Two in Arcadia
Biography of Lucine Finch.
When I was growing up no object was more revered by my mother than a book given to her on Valentine's Day in 1915 by her father. He died just a year and 9 months later when she was five years old. Some of my earliest memories are those of her reading poems from the book and showing me the pictures. The poems were full of longing , an emotion written on my mother's face as she read them out. I would learn many years later my grandfather killed himself with a razor drawn across his throat, gruesomely facing a mirror. He was distraught over the divorce papers that had been drawn up against him. By the time I learned of it, I had seen the single photograph of my grandfather at his wedding to my grandmother, and noted the strong resemblance to my own features. Perhaps because of this, my mother shared the lurid story as a special confidence between us, never mentioning it to my sisters.
When my parents' estate was settled, we six siblings bequested the book to my sister Virginia, the only artist in the family at the time. But the book continued to lure me and I bought my own copy. In 2011-2015 I volunteered at the Printing Museum in Houston, and slowly typeset each poem with Della Robbia lead font purchased for the project. It lay fallow for 6 years until I could get around to reproducing the images as well.
In this homage replica, I alter the images to conform more with how I remembered them, sometimes playing with the colors to improve the contrast of values and heighten the figure-ground separations. For some of the pages I re-envisioned the subjects to resonate with my own internal history. I rendered setting sun behind a palm tree to resemble a memorable red moon at dawn as it set into the Pacific Ocean in Guerrero. For Lucine’s lilies I substituted yellow flowers I had seen at El Charco outside my new city of San Miguel de Allende. I reinvisioned Lucine’s hollyhocks as Delphiniums I had loved when I lived in a”painted lady” cottage in Houston Heights.

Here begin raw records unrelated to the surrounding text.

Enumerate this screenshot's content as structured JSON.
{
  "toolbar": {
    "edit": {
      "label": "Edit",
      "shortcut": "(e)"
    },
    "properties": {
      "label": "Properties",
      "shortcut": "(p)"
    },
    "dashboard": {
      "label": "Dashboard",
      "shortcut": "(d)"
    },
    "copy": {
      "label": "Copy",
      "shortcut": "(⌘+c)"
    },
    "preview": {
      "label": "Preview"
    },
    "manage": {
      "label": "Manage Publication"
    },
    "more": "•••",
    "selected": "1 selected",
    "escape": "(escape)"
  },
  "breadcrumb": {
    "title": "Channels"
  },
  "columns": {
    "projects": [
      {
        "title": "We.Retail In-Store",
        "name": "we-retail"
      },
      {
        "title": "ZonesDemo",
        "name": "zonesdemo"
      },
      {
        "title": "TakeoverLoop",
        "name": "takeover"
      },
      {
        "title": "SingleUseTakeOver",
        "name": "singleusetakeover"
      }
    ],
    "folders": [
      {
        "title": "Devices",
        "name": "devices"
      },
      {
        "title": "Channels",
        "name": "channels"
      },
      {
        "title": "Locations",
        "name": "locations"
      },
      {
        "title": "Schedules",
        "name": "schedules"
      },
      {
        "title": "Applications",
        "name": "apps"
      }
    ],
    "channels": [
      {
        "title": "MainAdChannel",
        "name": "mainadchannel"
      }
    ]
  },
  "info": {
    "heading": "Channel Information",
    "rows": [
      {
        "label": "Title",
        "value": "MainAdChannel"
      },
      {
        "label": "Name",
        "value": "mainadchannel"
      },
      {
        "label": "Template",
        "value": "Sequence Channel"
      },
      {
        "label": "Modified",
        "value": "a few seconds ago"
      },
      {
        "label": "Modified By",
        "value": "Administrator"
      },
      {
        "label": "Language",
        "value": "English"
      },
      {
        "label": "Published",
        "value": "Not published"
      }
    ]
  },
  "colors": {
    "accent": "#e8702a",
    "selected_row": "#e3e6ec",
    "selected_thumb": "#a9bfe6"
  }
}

For the seagulls on the title page I substituted Black-Fronted Ibis that fly over my Mexican home by the hundreds in giant V’s. I brought in tall fir trees that were so prominent in my fathers photographs at Holden Washington from the 1940’s.